WASHINGTON — A Virginia contractor pleaded guilty to participating in a scheme to steer contracts to him for repair, maintenance and renovation work at healthcare and nursing home facilities owned by Medical Facilities of America Inc. (MFA), the Department of Justice announced today.
Edward T. Fodrey, a resident of Norfolk, Va., pleaded guilty in U.S. District Court in Norfolk to conspiring with other individuals to steer contracts for repair, maintenance and renovation at MFA healthcare and nursing home facilities. According to the two-count felony charge filed on March 30, 2011, from about May 2006 until at least December 2006, Fodrey conspired with an MFA employee who oversaw the bidding process for repair, maintenance and renovation contracts at MFA facilities in North Carolina and Virginia. That MFA employee steered contracts to Fodrey in return for kickbacks.
According to the court document, the MFA employee created fictitious competitor bids that were higher than the quotes submitted by Fodrey and other co-conspirator venders, to create the appearance of competition. The MFA employee directed subordinates to solicit quotes only from Fodrey or other conspiring vendors. The MFA employee specified the amount Fodrey should quote to MFA as well as the amount of the kickback on each of the contracts. Fodrey paid more than $200,000 in kickbacks to the MFA employee and received contracts totaling more than $750,000. The court document states that as a result of the kickback scheme, MFA was deprived of competitive pricing to its financial detriment. Fodrey was also charged with failing to file a tax return for 2006, which is the year in which Fodrey received payment on the MFA contracts. According to the plea agreement, Fodrey has agreed to cooperate with the department’s ongoing investigation.

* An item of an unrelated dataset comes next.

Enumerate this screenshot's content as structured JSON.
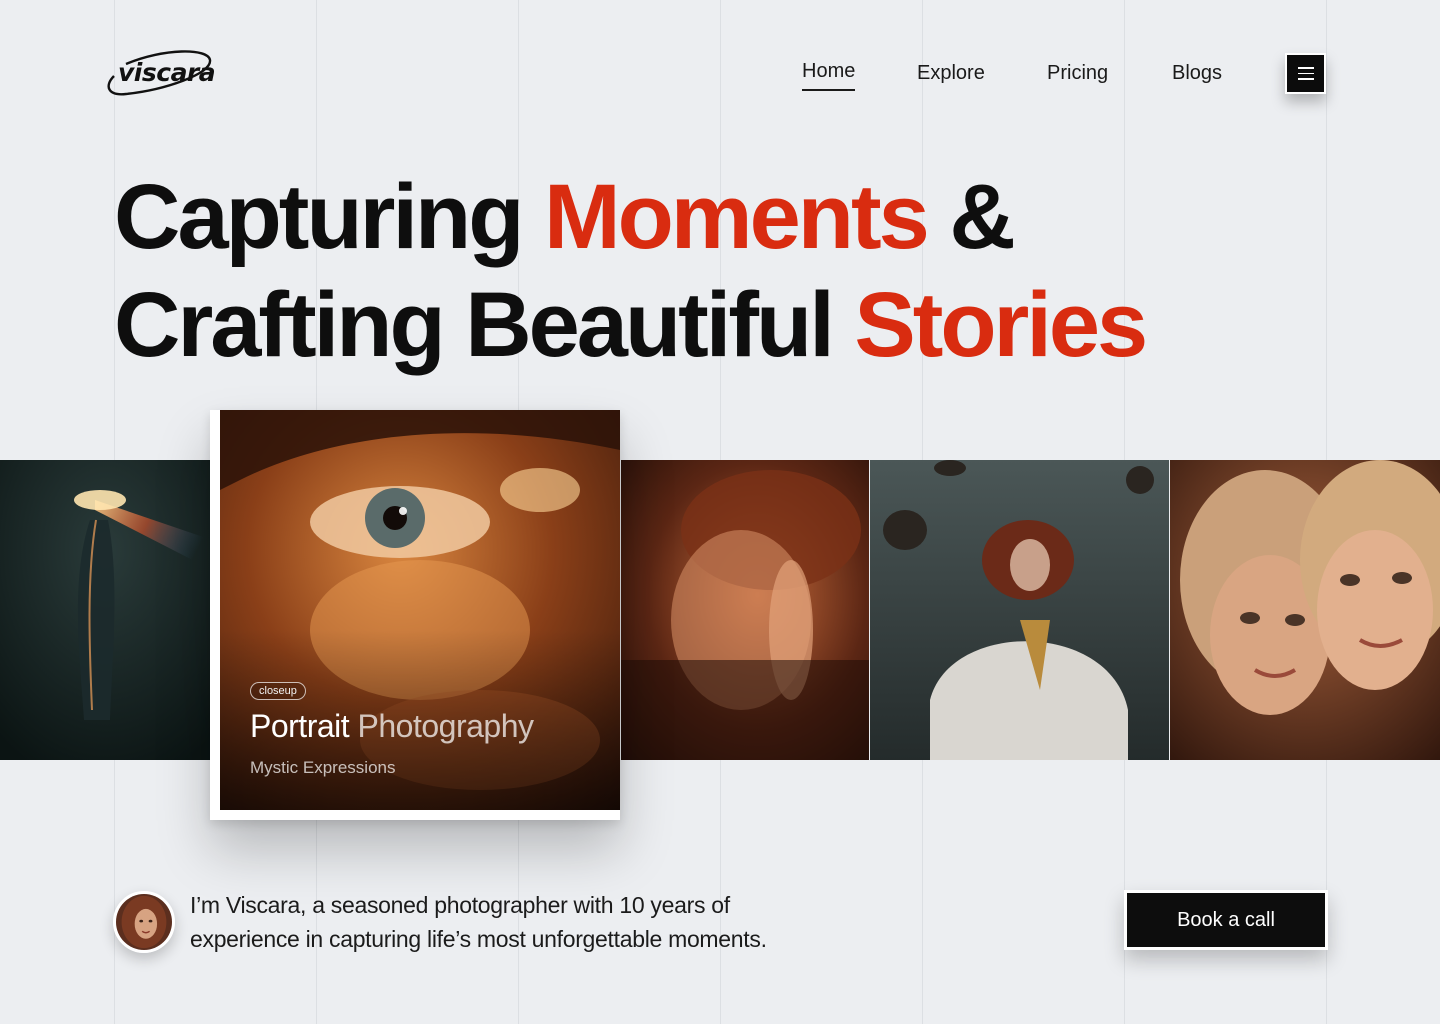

Fodrey is charged with conspiracy to commit mail fraud for the kickback scheme, which carries a maximum penalty of 20 years in prison and a $250,000 criminal fine. Fodrey is also charged with failure to file an income tax return, which carries a maximum penalty of one year in prison and a $100,000 criminal fine. The maximum fines for each of these charges may be increased to twice the gain derived from the crime or twice the loss suffered by the victims of the crime, if either of those amounts is greater than the statutory maximums.
The charge is the first to arise out of the department’s ongoing fraud investigation into the award of repair, maintenance and renovation contracts at facilities owned by MFA being conducted by the Antitrust Division’s Philadelphia Field Office, the U.S. Attorney’s Offices for the Eastern District of Virginia and the Western District of Virginia, the FBI in Roanoke, Va., and the Internal Revenue Service-Criminal Investigation in Roanoke, Va. Anyone with information concerning fraudulent behavior relating to the award of contracts by MFA should contact the Antitrust Division’s Philadelphia Field Office at 215-597-7405 or visit www.justice.gov/atr/contact/newcase.htm.